--- Activity ---
When a line in the entries contains the word "name", copy that line in full.

--- Material provided ---

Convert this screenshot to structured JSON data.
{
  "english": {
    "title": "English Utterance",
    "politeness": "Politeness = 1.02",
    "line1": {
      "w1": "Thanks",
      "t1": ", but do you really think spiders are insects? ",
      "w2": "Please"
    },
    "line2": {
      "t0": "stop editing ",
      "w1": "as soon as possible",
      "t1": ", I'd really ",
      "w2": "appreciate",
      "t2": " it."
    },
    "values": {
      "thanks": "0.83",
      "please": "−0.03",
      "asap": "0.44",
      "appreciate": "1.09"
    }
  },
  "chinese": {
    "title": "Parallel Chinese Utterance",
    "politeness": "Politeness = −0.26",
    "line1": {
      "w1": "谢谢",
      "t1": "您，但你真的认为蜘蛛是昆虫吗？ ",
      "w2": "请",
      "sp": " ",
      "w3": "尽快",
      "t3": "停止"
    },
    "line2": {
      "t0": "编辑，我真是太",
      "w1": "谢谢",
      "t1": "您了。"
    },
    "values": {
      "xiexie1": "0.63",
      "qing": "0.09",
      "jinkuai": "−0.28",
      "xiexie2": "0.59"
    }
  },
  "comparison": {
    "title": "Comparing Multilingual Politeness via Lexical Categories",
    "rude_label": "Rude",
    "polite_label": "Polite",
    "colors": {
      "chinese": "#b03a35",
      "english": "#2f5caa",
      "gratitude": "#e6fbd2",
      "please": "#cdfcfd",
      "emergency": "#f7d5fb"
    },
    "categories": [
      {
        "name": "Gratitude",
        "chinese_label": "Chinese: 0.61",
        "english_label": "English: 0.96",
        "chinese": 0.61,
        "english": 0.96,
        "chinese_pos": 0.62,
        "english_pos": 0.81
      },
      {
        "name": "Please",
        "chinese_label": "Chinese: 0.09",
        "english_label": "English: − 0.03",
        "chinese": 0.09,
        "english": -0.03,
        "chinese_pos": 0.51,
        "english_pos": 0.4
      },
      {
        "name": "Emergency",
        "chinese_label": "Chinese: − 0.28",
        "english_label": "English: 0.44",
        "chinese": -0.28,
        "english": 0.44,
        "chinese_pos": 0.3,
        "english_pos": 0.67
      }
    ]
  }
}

--- Exercise response ---
        "name": "Gratitude",
        "name": "Please",
        "name": "Emergency",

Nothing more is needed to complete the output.